|Engraving showing sculpture students studying small clay models at the Academy of Baccio Bandinelli in Rome, in Michelangelo's time By Agostino Veneziano, 1531, London, British Museum.|
"Bozzetto is a Italian word, meaning the bud of a flower,
a rose bud not fully blown; in art it means a model for
a sculpture or a sketch for a painting. In Michelangelo's
own words it means, 'the first birth from which a work of
art springs.' Disegno, means almost the same, - a drawing
or model, aan idea in its first shape. Therefore, we must
consider Michelangelo's models together with his drawings"
---Ludwig Goldscheider (1962)
Michelangelo made small clay models from which he carved his statues. The "David" 18 feet high is said to have been carved from a model 12 inches high. Most of the models have been lost to time.
It is reported that two large boxes of models were given to Michelangelo's favorite pupil, Antonio Mini, who took them to France. Mini also took a largr number of Michelangelo drawings and his Michelangelo's Painting Leda and the Swan. Mini died in Paris, France shortly after arriving there.
Florintine Sculptor Giovanni Rustici, happened to be in Paris at the time, and returned some of the models, probably the 40, to Florence Italy. As a student Rustici would have recognized the work of his teacher Michelangelo.
Tintoretto ended up with the models who made sketches of them and used them in the background of some of his paintings. Vasari got the models next. When Vasari died his heirs sold his Michelangelo artifacts to the rich "silk king" Paul Van Pruan in Bologna, Italy. Praun was collecting artifacts of famous artists of the time.
Michelangelo is also recorded to have given models to admirers some of which Van Praun bought up later.
Michelangelo is also recorded as destroying his work prior to his death, so that know one will know his secrets. Those that remained ended up smashed against the wall of his studio.

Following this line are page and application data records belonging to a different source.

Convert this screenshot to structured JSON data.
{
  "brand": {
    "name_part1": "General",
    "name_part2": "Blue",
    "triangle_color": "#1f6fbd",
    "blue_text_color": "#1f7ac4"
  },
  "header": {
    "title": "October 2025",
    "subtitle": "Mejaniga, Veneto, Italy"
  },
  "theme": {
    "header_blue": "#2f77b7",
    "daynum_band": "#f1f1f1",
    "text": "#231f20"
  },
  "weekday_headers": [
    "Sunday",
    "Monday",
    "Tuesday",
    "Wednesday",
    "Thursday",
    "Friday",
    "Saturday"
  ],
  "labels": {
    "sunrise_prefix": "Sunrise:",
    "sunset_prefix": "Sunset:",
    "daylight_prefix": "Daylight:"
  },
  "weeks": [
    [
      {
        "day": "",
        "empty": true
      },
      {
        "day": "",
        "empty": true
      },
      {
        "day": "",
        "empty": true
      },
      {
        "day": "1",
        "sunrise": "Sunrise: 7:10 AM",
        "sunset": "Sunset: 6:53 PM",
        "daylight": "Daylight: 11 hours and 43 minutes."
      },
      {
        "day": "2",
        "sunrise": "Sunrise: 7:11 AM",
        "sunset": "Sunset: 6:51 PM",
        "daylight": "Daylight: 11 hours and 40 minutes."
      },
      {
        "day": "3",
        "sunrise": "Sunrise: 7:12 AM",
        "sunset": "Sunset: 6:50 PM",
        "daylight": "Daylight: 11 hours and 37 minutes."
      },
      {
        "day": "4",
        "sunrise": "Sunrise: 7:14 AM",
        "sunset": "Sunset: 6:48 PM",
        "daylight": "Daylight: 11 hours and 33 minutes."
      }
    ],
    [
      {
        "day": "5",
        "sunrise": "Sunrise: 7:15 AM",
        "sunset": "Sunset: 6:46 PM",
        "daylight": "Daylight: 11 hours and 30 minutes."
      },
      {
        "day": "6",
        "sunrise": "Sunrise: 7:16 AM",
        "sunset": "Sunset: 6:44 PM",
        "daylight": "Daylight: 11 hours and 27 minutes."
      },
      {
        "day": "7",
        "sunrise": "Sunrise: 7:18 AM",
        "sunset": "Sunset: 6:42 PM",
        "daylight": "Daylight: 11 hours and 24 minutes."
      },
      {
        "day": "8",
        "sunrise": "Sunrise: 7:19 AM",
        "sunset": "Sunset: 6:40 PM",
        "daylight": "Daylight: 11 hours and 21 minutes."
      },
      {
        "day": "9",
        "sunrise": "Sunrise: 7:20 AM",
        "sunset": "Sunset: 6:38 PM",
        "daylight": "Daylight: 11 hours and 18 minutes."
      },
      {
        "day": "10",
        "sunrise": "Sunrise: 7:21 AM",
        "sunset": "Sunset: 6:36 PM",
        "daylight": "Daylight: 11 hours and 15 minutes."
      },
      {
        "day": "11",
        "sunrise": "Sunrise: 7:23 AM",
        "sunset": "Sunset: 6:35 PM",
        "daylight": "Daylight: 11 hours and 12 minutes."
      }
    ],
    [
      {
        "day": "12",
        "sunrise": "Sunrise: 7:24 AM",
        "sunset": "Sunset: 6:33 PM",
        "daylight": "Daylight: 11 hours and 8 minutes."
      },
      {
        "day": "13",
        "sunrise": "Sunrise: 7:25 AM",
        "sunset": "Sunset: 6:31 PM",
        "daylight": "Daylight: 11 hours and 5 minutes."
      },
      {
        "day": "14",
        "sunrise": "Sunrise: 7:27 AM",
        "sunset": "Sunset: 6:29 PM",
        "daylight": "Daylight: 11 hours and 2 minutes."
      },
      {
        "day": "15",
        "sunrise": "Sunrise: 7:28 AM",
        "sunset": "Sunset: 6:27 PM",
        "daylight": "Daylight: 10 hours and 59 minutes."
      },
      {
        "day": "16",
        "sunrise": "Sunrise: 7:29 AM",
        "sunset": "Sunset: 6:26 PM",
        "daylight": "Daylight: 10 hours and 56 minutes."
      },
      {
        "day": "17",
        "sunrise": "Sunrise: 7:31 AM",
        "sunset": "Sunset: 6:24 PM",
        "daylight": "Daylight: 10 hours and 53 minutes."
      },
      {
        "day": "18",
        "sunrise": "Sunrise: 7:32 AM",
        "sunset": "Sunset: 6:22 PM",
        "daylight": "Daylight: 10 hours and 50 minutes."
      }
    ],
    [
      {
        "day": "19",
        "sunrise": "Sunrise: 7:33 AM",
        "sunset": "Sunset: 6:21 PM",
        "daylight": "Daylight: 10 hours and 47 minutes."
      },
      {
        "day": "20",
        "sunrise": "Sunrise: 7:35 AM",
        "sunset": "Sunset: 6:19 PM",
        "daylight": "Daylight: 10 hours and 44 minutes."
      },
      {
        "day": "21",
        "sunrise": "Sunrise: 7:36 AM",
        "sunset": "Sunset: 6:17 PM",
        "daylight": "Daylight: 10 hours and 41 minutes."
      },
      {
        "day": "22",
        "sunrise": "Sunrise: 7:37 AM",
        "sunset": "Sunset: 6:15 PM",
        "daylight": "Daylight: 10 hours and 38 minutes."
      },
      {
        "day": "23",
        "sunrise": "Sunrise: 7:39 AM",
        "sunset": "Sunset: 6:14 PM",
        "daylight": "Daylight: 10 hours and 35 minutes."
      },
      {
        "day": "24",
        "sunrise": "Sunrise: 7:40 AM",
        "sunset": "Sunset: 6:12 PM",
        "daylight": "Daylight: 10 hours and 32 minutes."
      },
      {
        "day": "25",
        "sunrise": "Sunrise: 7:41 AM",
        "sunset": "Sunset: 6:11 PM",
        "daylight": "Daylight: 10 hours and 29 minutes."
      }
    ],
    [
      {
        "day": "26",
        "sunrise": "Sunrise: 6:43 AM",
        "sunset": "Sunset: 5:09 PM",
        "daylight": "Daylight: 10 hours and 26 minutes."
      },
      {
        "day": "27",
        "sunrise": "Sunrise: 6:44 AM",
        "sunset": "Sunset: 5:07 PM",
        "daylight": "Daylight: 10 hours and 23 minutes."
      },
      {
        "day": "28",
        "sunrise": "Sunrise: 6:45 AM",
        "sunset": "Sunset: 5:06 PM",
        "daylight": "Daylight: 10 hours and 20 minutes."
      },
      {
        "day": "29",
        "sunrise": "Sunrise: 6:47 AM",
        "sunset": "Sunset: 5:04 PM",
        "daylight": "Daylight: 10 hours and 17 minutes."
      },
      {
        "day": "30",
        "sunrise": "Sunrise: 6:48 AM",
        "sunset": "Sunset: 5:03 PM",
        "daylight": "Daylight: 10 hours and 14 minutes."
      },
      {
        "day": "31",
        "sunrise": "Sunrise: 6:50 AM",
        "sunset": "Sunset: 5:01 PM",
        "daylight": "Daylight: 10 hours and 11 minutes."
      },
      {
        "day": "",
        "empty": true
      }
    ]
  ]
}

There were 40 models in the orignial Von Praun Collection. The von Praun Collection ramained intact till 1803 when the were sold. The 40 models in the Von Praun Collectin remained were alsways sold to one buyer. After 1803 seven of the models were sold to single buyers. The remaining 33 models were then sold as a single unit till the 1938 Christies sale when it was sold to 7 different collectors.
In 1938, thirty three of the models were sold at auction in 1938 at Christies to 7 different buyers. Eleven of the models in the Christe's sale have since been lost. These models may have been destroyed or are sitting in bank deposit boxes somewhere...